Data listing:

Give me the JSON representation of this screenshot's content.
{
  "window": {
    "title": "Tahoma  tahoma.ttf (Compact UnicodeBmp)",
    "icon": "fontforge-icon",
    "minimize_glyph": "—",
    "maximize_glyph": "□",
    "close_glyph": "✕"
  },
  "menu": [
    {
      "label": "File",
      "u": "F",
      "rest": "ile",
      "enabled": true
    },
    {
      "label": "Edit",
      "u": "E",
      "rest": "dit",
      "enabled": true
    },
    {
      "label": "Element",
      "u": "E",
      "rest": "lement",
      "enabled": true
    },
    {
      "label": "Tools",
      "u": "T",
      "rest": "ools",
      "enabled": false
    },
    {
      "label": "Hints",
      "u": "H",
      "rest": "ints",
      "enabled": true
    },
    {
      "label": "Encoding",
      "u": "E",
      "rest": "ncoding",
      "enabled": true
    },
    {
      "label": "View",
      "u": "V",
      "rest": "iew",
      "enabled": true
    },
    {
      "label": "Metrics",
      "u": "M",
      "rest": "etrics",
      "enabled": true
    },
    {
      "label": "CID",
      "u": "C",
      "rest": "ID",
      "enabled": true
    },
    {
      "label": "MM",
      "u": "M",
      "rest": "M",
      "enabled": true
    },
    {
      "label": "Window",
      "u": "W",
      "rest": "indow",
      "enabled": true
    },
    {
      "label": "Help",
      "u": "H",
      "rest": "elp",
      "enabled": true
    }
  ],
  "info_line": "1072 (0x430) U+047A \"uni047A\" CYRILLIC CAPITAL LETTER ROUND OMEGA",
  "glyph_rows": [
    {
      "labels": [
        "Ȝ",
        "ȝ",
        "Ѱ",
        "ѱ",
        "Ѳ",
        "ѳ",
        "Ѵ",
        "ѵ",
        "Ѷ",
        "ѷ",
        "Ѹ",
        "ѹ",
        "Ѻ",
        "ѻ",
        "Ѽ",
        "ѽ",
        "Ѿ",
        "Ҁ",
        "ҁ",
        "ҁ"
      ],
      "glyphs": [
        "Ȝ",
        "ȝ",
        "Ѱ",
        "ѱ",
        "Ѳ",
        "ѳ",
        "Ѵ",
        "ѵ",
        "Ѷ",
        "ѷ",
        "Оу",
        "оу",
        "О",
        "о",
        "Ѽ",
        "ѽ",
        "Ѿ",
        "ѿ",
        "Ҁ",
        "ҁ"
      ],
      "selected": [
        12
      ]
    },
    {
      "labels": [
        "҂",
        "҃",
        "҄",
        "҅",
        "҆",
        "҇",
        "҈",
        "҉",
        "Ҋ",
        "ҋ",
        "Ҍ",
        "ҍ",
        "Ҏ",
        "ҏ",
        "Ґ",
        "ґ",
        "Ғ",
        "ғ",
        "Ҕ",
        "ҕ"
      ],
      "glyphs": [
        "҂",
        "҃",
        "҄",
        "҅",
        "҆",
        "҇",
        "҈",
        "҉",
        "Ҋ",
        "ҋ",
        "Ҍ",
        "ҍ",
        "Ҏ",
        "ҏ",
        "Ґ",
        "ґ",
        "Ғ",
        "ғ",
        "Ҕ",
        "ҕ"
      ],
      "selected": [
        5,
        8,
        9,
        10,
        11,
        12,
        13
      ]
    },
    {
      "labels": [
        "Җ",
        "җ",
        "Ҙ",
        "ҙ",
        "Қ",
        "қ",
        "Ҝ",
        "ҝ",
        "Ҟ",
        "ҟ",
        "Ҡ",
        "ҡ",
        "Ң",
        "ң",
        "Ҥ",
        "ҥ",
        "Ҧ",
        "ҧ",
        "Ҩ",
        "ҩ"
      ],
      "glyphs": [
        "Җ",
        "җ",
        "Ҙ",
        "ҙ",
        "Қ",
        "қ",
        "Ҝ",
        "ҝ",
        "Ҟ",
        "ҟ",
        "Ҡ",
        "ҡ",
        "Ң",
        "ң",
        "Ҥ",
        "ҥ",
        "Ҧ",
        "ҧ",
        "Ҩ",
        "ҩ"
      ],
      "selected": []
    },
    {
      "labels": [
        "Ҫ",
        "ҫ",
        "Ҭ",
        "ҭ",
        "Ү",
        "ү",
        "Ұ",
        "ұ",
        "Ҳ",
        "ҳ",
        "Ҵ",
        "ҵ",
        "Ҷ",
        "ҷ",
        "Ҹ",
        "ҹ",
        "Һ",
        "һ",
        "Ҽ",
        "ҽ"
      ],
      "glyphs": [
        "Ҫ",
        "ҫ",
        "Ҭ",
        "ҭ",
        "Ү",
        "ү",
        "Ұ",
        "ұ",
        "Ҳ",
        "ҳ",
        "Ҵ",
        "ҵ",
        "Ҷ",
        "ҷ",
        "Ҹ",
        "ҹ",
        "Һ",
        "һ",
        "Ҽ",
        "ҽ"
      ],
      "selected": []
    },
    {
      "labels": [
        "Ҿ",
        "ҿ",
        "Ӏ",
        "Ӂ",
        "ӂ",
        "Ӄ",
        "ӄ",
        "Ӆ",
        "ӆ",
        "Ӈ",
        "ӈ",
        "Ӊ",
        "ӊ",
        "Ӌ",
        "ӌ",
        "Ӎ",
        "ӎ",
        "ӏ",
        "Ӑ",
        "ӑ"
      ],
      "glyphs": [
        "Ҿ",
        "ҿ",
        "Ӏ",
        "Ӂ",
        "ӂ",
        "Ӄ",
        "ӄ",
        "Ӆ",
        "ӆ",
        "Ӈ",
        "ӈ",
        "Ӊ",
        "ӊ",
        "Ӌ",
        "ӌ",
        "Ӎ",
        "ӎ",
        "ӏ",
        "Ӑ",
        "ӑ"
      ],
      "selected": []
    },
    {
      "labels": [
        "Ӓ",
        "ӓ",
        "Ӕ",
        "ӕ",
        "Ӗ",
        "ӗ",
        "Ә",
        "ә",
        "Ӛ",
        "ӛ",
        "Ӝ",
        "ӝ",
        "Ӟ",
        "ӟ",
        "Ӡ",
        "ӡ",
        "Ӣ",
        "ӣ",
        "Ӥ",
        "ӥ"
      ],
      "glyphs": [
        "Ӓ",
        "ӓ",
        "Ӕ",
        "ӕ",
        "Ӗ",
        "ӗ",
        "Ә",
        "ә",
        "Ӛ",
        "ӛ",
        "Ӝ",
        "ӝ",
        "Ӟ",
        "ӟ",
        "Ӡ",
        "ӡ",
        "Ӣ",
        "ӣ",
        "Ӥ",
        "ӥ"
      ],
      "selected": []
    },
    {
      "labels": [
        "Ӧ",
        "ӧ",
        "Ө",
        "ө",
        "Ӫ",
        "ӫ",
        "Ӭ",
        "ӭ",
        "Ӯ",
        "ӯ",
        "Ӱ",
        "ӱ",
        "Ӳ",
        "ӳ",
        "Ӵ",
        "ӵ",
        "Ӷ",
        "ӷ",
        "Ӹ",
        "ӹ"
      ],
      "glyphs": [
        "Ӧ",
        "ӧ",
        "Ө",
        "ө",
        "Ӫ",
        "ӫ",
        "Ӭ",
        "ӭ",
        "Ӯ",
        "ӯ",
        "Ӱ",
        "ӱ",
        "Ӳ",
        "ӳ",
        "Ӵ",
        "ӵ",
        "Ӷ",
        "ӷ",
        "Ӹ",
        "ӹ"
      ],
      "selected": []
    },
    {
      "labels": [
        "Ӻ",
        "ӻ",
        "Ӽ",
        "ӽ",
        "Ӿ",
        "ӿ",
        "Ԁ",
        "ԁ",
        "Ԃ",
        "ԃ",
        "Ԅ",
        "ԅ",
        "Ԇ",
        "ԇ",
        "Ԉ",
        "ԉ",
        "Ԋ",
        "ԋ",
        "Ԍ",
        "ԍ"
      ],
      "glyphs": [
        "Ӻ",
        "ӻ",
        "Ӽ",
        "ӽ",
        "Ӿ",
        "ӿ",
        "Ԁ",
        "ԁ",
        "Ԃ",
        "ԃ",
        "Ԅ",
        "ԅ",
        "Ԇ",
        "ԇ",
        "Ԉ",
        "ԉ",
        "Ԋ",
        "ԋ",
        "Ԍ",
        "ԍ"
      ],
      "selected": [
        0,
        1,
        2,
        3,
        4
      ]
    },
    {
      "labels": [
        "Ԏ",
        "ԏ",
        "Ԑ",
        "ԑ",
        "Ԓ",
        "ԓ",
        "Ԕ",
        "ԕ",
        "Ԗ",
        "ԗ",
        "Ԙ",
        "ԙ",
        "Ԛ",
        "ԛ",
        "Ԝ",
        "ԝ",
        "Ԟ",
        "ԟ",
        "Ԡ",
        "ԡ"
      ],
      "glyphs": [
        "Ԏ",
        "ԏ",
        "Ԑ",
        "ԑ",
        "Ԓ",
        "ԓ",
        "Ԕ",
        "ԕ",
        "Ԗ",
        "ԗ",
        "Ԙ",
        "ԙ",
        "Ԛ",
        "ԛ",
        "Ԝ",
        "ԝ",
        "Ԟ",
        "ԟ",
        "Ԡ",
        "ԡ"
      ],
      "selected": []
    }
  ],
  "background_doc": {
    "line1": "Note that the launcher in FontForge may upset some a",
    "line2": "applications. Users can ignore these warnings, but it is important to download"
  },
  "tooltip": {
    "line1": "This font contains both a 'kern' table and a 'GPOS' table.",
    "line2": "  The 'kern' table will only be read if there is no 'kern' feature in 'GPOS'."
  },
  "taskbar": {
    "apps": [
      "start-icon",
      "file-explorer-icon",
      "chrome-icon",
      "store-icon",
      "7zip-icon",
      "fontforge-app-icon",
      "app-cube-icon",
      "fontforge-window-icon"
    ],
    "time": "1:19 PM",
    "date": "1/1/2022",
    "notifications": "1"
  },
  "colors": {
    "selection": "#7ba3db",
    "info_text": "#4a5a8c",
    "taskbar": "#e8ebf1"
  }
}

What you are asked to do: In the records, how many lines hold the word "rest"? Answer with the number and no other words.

Response: 12